We hope you will disseminate the following to your colleagues, friends and family,and urge them to contribute to this worthy project.Garshasb (Gary) Soroosh, studies Physiology and Neurobiology as a senior at the University of Maryland, College Park. He has been conducting biomedical research at the National Institutes of Health for 5 years, leading projects that ranged in focus from molecular neuroscience to microbial pathogenesis. In addition to research, Gary dedicates much of his time as a leading member of RAD-AID International, a global health nonprofit committed to improving access to radiology in developing regions of the world. On campus, he is president of the American Society for Microbiology Student Chapter, Quality of Care Representative to the University Health Center, and a member of the Student Health Advisory Committee, in addition to volunteering at free clinics in the College Park area. In his free time Gary enjoys writing, playing golf, and performing classical Persian drums. Gary has represented FEZANA at the United Nations at the World Summit of the Information Society, (WSIS +10) at the UN Headquarters in New York in December 2015 . Details of this participation are reported in the Fezana Journal –summer 2016 issue (which is themed on “Mehrgan”).

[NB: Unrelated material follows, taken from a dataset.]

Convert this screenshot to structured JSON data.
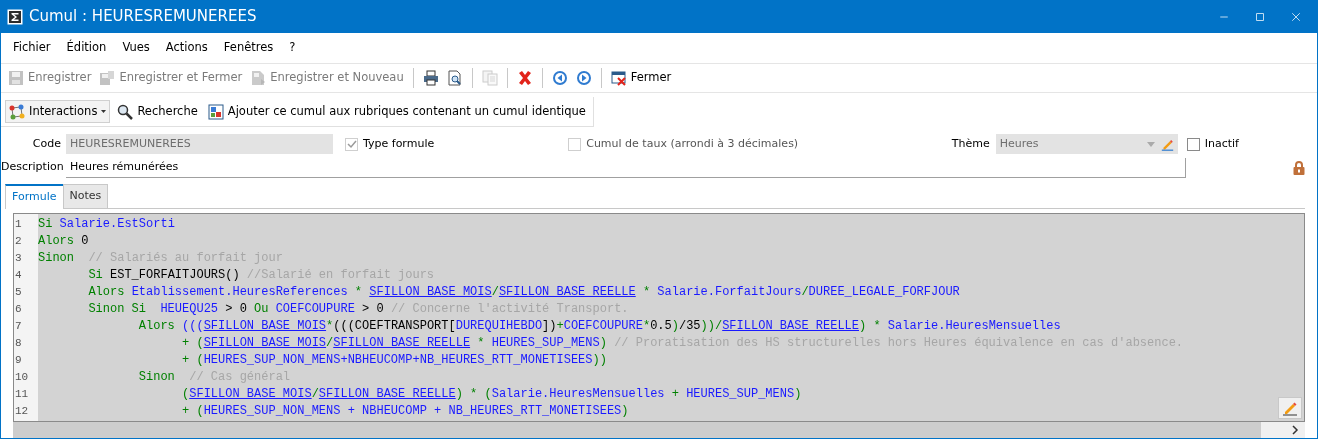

Not knowing exactly how and why bacteria behave differently in space poses a serious risk for astronaut safety. The projectgoal is to understand, on the molecular level, how bacteria change the expression of their genes in space, focusing on why they move more easily in microgravity. After having been selected finalists in the UMD Student Spaceflight Experiments Program Mission 10, in February of 2017 these young scientists will send an experimental capsule containing dormant bacteria to the International Space Station. The bacteria will grow in space, where they will adapt to this microgravity environment, and then will be returned to Earth for analysis. A powerful technique called RNAseq will be used to analyze bacterial gene expression patterns; by running the same experiment in parallel on Earth, scientists will essentially be able to observe any and every difference in bacterial gene expression caused by microgravity. This work can contribute to astronaut safety on long-term voyages.
A guaranteed spot on a rocket to take the experiment to the International Space Station is availabe, and this campaign is key to obtaining funds for analysis after receiving the bacteria from space. Your generous contribution will help fund experimental procedures, costs associated with data analysis and publication of findings, and allow the team to be in Launch Control to supervise experimental deployment from Cape Canaveral, Florida.
Behram Pastakia, MD, FACR
Co-Chair, FEZANA UN-NGO committee